Taiwanese studio SIGONO’s OPUS: Echo of Starsong is many things: a romantic drama told in visual novel form; a 2.5D adventure game with music-based puzzles; a space survival sim that marries the Mass Effect galaxy map to old-school tabletop random encounters; and even, briefly, a bullet hell game. If there’s a common thread woven throughout the experience, it’s a pervasive sense of melancholy, of longing for precious possessions lost, glories briefly tasted, or white whales best left unpursued. Echo of Starsong plays something like a sequel to a grand but non-existent space opera. It is set in a period of rebuilding and relative peace following a galactic war — a war in which the game’s main characters, adventurers Jun, Edalune, and Remi, did not fight, but whose effects nonetheless radiated out towards them. They are battle-scarred in the way that anyone who has lived through a war is battle-scarred — weary in some ways, emotionally stunted in others, and perpetually reaching for some nebulous thing that’s just out of reach. This feeling of saudade colours every interaction these characters have, and who could blame them? Records of the war they lived through are visible everywhere they go — in the ruins they explore searching for supplies; in the refugee camps that still haven’t shuttered, twenty years on; heck, even in the fact that their very profession of hunting down lumen, the precious resource over which the war was fought, wouldn’t exist were it not for the United Mining megacorporation’s overwhelming victory and consequent control of mining rights. The game’s prose, evocative though it is, leaves most of these things unspoken, but the player can feel them. To paraphrase a common adage about jazz, Echo of Starsong is about the words you don’t say. Sure, there are tense Mexican standoffs, thrilling escape sequences, and even an emotional finale with a sweeping orchestral score. But for me, the most memorable moment of the game happens after Jun and Edalune comb through a derelict mining facility and then sit on a piece of the wreckage, staring out at the floating fragments of lumen. Edalune tells Jun that the shimmering blue rocks remind her of the fields of blooming flowers in her homeworld and promises to take him back there to see them. Though she doesn’t say so explicitly, it’s a promise that is filled with hope but that also portends tragedy, its poignancy reverberating throughout the rest of the game as the narrative unfolds. That poignancy has stuck with me long after the credits rolled, cementing OPUS: Echo of Starsong as my favourite game of 2021.

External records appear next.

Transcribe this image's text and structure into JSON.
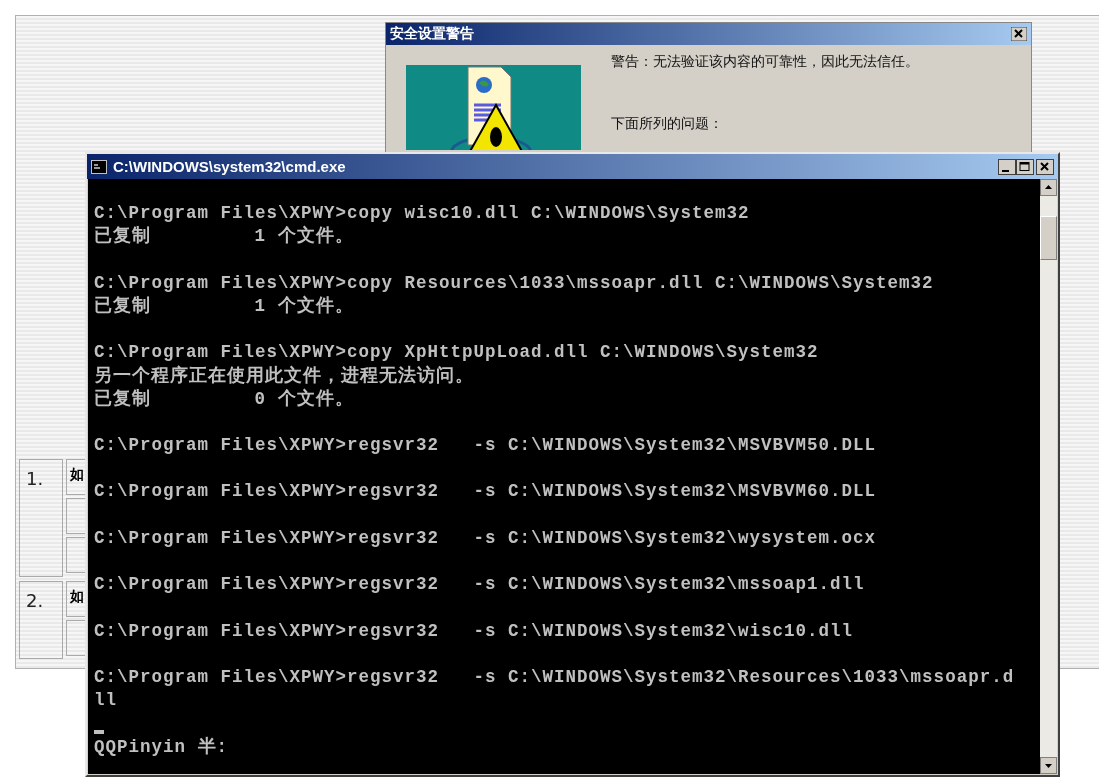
{
  "page": {
    "rows": [
      {
        "number": "1.",
        "cell": "如"
      },
      {
        "number": "2.",
        "cell": "如"
      }
    ]
  },
  "security_dialog": {
    "title": "安全设置警告",
    "warning": "警告：无法验证该内容的可靠性，因此无法信任。",
    "problems_heading": "下面所列的问题："
  },
  "console_window": {
    "title": "C:\\WINDOWS\\system32\\cmd.exe",
    "blocks": [
      [
        "C:\\Program Files\\XPWY>copy wisc10.dll C:\\WINDOWS\\System32",
        "已复制         1 个文件。"
      ],
      [
        "C:\\Program Files\\XPWY>copy Resources\\1033\\mssoapr.dll C:\\WINDOWS\\System32",
        "已复制         1 个文件。"
      ],
      [
        "C:\\Program Files\\XPWY>copy XpHttpUpLoad.dll C:\\WINDOWS\\System32",
        "另一个程序正在使用此文件，进程无法访问。",
        "已复制         0 个文件。"
      ],
      [
        "C:\\Program Files\\XPWY>regsvr32   -s C:\\WINDOWS\\System32\\MSVBVM50.DLL"
      ],
      [
        "C:\\Program Files\\XPWY>regsvr32   -s C:\\WINDOWS\\System32\\MSVBVM60.DLL"
      ],
      [
        "C:\\Program Files\\XPWY>regsvr32   -s C:\\WINDOWS\\System32\\wysystem.ocx"
      ],
      [
        "C:\\Program Files\\XPWY>regsvr32   -s C:\\WINDOWS\\System32\\mssoap1.dll"
      ],
      [
        "C:\\Program Files\\XPWY>regsvr32   -s C:\\WINDOWS\\System32\\wisc10.dll"
      ],
      [
        "C:\\Program Files\\XPWY>regsvr32   -s C:\\WINDOWS\\System32\\Resources\\1033\\mssoapr.d",
        "ll"
      ]
    ],
    "ime_status": "QQPinyin 半:"
  }
}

Honourable mentions: Gnosia; Bright Memory: Infinite; Genesis Noir; Persona 5 Strikers; KID A MNESIA Exhibition; Root Film
The Higinbotham Award: Revisiting 2020
I didn’t catch up on many 2020 games in 2021, so my list is mostly unchanged from last year’s. However, Deep Rock Galactic became a co-op staple with my friend group, so it merits a place on the list.
- Ghost of Tsushima
- Golf With Your Friends
- Wide Ocean Big Jacket
- Deep Rock Galactic
- A Summer’s End – Hong Kong 1986
- Yakuza: Like a Dragon
- Paradise Killer
- Ori and the Will of the Wisps
And now it’s your turn: share your favourite games of 2021 and 2020 with us!